Former Prime Minister, Paul Keating, seems to be losing his marbles in his old age, last night recommending that Australian workers get slugged another levy to cover “geriatric” care for people aged 80-plus:
“We have to have, I believe, a commonwealth insurance scheme for the 80-100s with a calibrated, precise product, which guarantees people income support, aged care and aged accommodation”…
When asked how to fund it Mr Keating suggested: “a longevity levy of a kind — 2 or 3 per cent of wages”…
“You pay it at an early age and it simply goes into a pool.”
Let me get this right. Instead of arguing to broaden Australia’s taxation base by say raising the GST and indirect taxes, and/or implementing taxes on land and minerals, Keating has effectively recommended accentuating Australia’s extreme reliance on inefficient personal income taxes, and in the process making Australia’s diminishing pool of workers shoulder even more of the tax burden?
However, Keating’s war on workers did not end there. He also recommended lifting the compulsory superannuation rate to “at least 12%”.
Needless to say, lifting the superannuation guarantee to 12% would be a retrograde move. Not only would it effectively reduce worker’s disposable income even more, it would also cost the Budget dearly.
Without reforming the system of tax concessions, which taxes superannuation contributions at a flat rate of 15%, higher income earners would gain even bigger tax benefits under Keating’s proposal, whereas those at the lower end of the tax scale would receive minimal benefits (see below table).

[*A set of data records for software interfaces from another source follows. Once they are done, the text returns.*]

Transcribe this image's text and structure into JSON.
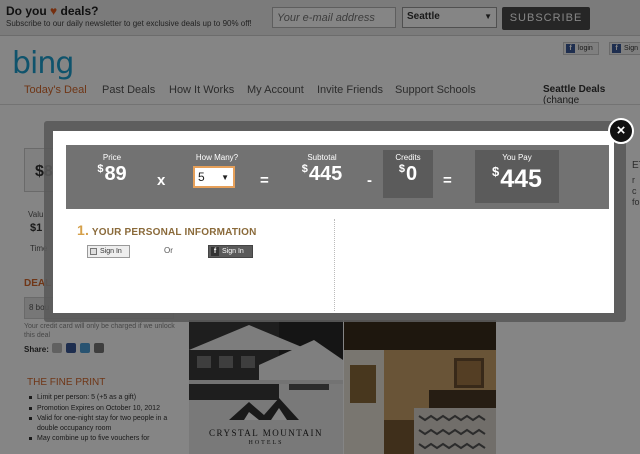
{
  "topbar": {
    "promo_title_prefix": "Do you",
    "promo_title_suffix": "deals?",
    "heart": "♥",
    "promo_subtitle": "Subscribe to our daily newsletter to get exclusive deals up to 90% off!",
    "email_placeholder": "Your e-mail address",
    "city_value": "Seattle",
    "subscribe_label": "SUBSCRIBE"
  },
  "header": {
    "logo": "bing",
    "fb_login_label": "login",
    "fb_signup_label": "Sign",
    "nav_items": [
      "Today's Deal",
      "Past Deals",
      "How It Works",
      "My Account",
      "Invite Friends",
      "Support Schools"
    ],
    "city_deals_label": "Seattle Deals",
    "city_deals_change": "(change"
  },
  "background": {
    "price_stub": "$8",
    "value_stub": "Valu",
    "value_num": "$1",
    "time_stub": "Time",
    "deal_stub": "DEAL",
    "bought_text": "8 bou",
    "charge_note": "Your credit card will only be charged if we unlock this deal",
    "share_label": "Share:",
    "fine_print_title": "THE FINE PRINT",
    "fine_print_items": [
      "Limit per person: 5 (+5 as a gift)",
      "Promotion Expires on October 10, 2012",
      "Valid for one-night stay for two people in a double occupancy room",
      "May combine up to five vouchers for"
    ],
    "right_stub1": "ET",
    "right_stub2": "r\nc\nfo"
  },
  "photo": {
    "hotel_name": "CRYSTAL MOUNTAIN",
    "hotel_sub": "HOTELS"
  },
  "modal": {
    "price_label": "Price",
    "price_value": "89",
    "times": "x",
    "qty_label": "How Many?",
    "qty_value": "5",
    "equals": "=",
    "subtotal_label": "Subtotal",
    "subtotal_value": "445",
    "minus": "-",
    "credits_label": "Credits",
    "credits_value": "0",
    "pay_label": "You Pay",
    "pay_value": "445",
    "currency": "$",
    "close_glyph": "×",
    "info_num": "1.",
    "info_title": "YOUR PERSONAL INFORMATION",
    "signin_label": "Sign In",
    "or_text": "Or",
    "fb_signin_label": "Sign In",
    "fb_glyph": "f"
  },
  "colors": {
    "accent": "#d5692d",
    "bing_blue": "#1e9fcf",
    "modal_bar": "#727272"
  }
}
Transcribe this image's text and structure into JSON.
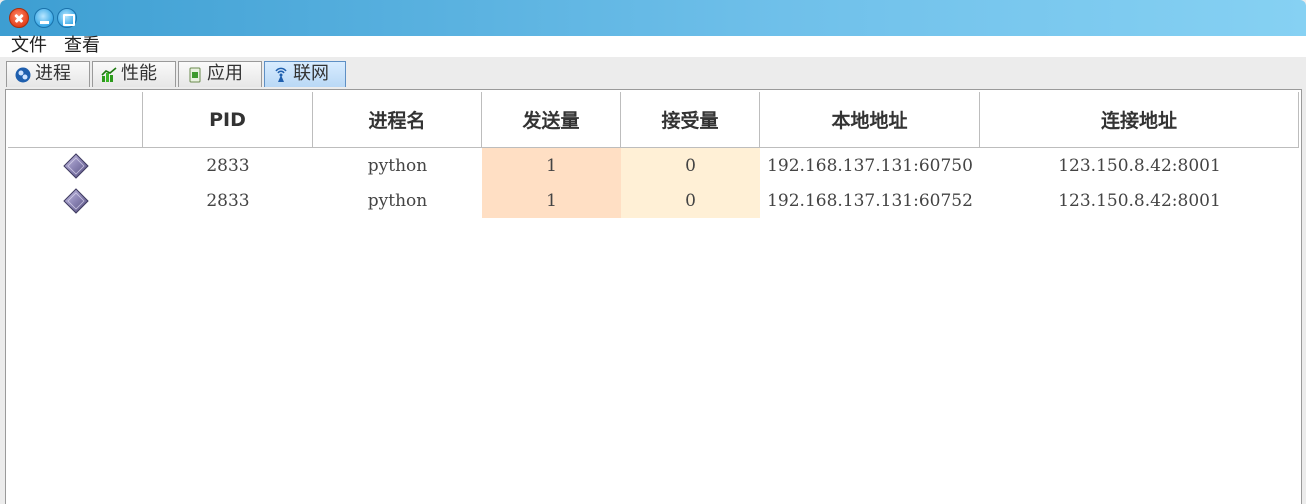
{
  "window": {
    "controls": [
      "close",
      "minimize",
      "maximize"
    ]
  },
  "menubar": {
    "items": [
      {
        "id": "file",
        "label": "文件"
      },
      {
        "id": "view",
        "label": "查看"
      }
    ]
  },
  "tabs": [
    {
      "id": "process",
      "label": "进程",
      "icon": "process-icon",
      "active": false
    },
    {
      "id": "performance",
      "label": "性能",
      "icon": "performance-chart-icon",
      "active": false
    },
    {
      "id": "apps",
      "label": "应用",
      "icon": "application-icon",
      "active": false
    },
    {
      "id": "network",
      "label": "联网",
      "icon": "antenna-icon",
      "active": true
    }
  ],
  "table": {
    "columns": [
      {
        "id": "icon",
        "label": ""
      },
      {
        "id": "pid",
        "label": "PID"
      },
      {
        "id": "name",
        "label": "进程名"
      },
      {
        "id": "sent",
        "label": "发送量"
      },
      {
        "id": "received",
        "label": "接受量"
      },
      {
        "id": "local",
        "label": "本地地址"
      },
      {
        "id": "remote",
        "label": "连接地址"
      }
    ],
    "rows": [
      {
        "icon": "process-diamond-icon",
        "pid": "2833",
        "name": "python",
        "sent": "1",
        "received": "0",
        "local": "192.168.137.131:60750",
        "remote": "123.150.8.42:8001"
      },
      {
        "icon": "process-diamond-icon",
        "pid": "2833",
        "name": "python",
        "sent": "1",
        "received": "0",
        "local": "192.168.137.131:60752",
        "remote": "123.150.8.42:8001"
      }
    ],
    "colors": {
      "sent_bg": "#ffdfc4",
      "received_bg": "#fff0d6"
    }
  }
}
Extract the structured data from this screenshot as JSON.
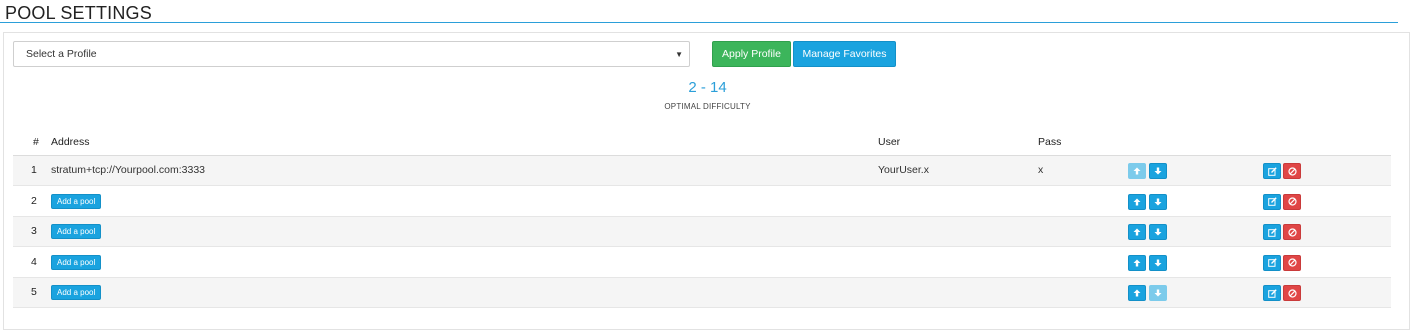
{
  "page": {
    "title": "POOL SETTINGS"
  },
  "profile": {
    "select_placeholder": "Select a Profile",
    "apply_label": "Apply Profile",
    "favorites_label": "Manage Favorites"
  },
  "difficulty": {
    "value": "2 - 14",
    "label": "OPTIMAL DIFFICULTY"
  },
  "table": {
    "headers": {
      "num": "#",
      "address": "Address",
      "user": "User",
      "pass": "Pass"
    },
    "add_pool_label": "Add a pool",
    "rows": [
      {
        "num": "1",
        "address": "stratum+tcp://Yourpool.com:3333",
        "user": "YourUser.x",
        "pass": "x",
        "up_disabled": true,
        "down_disabled": false
      },
      {
        "num": "2",
        "address": "",
        "user": "",
        "pass": "",
        "up_disabled": false,
        "down_disabled": false
      },
      {
        "num": "3",
        "address": "",
        "user": "",
        "pass": "",
        "up_disabled": false,
        "down_disabled": false
      },
      {
        "num": "4",
        "address": "",
        "user": "",
        "pass": "",
        "up_disabled": false,
        "down_disabled": false
      },
      {
        "num": "5",
        "address": "",
        "user": "",
        "pass": "",
        "up_disabled": false,
        "down_disabled": true
      }
    ]
  },
  "colors": {
    "accent": "#2b9fd9",
    "success": "#3cb55b",
    "danger": "#e04646"
  }
}
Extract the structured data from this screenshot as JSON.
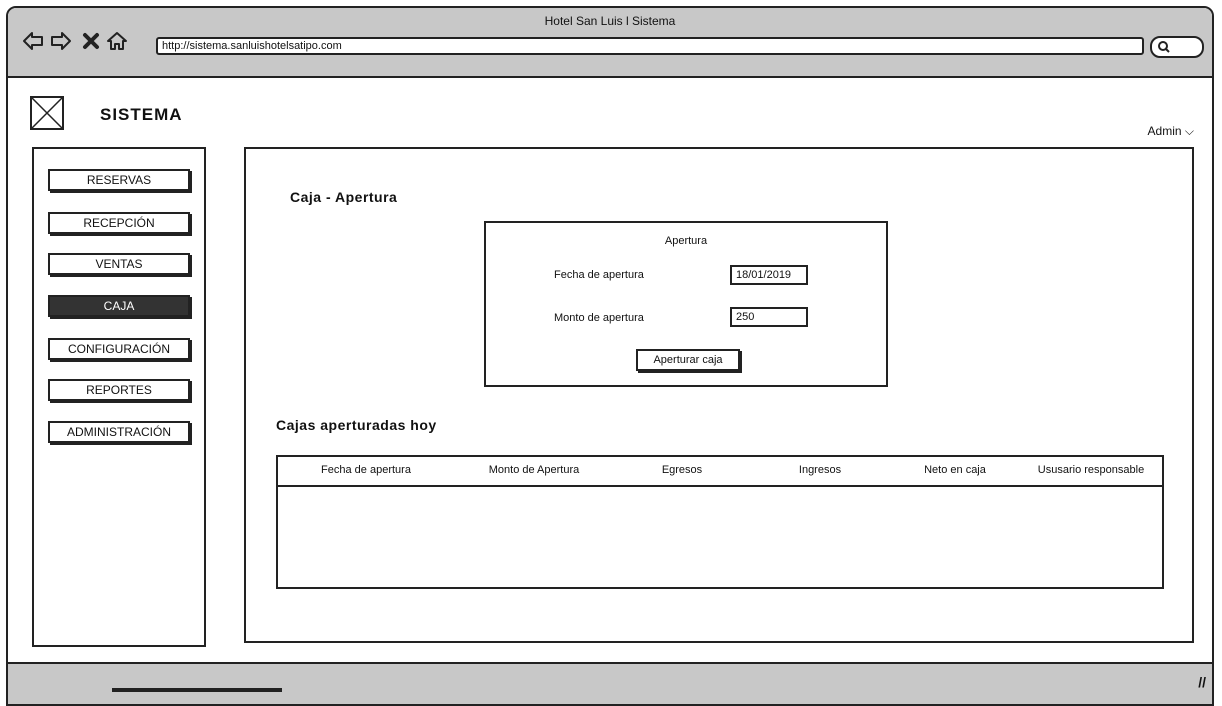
{
  "browser": {
    "title": "Hotel San Luis l Sistema",
    "url": "http://sistema.sanluishotelsatipo.com"
  },
  "header": {
    "brand": "SISTEMA",
    "user_menu": "Admin ⌵"
  },
  "sidebar": {
    "items": [
      {
        "label": "RESERVAS"
      },
      {
        "label": "RECEPCIÓN"
      },
      {
        "label": "VENTAS"
      },
      {
        "label": "CAJA",
        "active": true
      },
      {
        "label": "CONFIGURACIÓN"
      },
      {
        "label": "REPORTES"
      },
      {
        "label": "ADMINISTRACIÓN"
      }
    ]
  },
  "main": {
    "title": "Caja - Apertura",
    "form": {
      "title": "Apertura",
      "fecha_label": "Fecha de apertura",
      "fecha_value": "18/01/2019",
      "monto_label": "Monto de apertura",
      "monto_value": "250",
      "submit_label": "Aperturar caja"
    },
    "table_title": "Cajas aperturadas  hoy",
    "table": {
      "columns": [
        "Fecha  de apertura",
        "Monto de Apertura",
        "Egresos",
        "Ingresos",
        "Neto en caja",
        "Ususario responsable"
      ],
      "rows": []
    }
  },
  "icons": {
    "back": "back-arrow-icon",
    "forward": "forward-arrow-icon",
    "close": "close-x-icon",
    "home": "home-icon",
    "search": "search-icon",
    "logo": "image-placeholder-icon",
    "resize": "resize-grip-icon"
  }
}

Tax concessions on superannuation already cost nearly as much as the Aged Pension ($44.8 billion compared to $44.9 billion for Aged Pension), and are growing more rapidly, meaning they will become an even bigger Budget drain over time. Keating’s proposal would enlargen the Budget black hole, while doing little to boost superannuation savings for lower income workers – those most likely to be reliant on the Aged Pension.
If Keating was fair dinkum about raising retirement savings, he would instead argue to replace the 15% flat tax with, say, a flat 15% concession. This would have the benefit of: 1) providing all taxpayers with the same taxation concession, thereby improving equity; 2) boosting lower income earners’ super savings, thereby reducing reliance on the Aged Pension; and 3) reducing overall costs to the Federal Budget.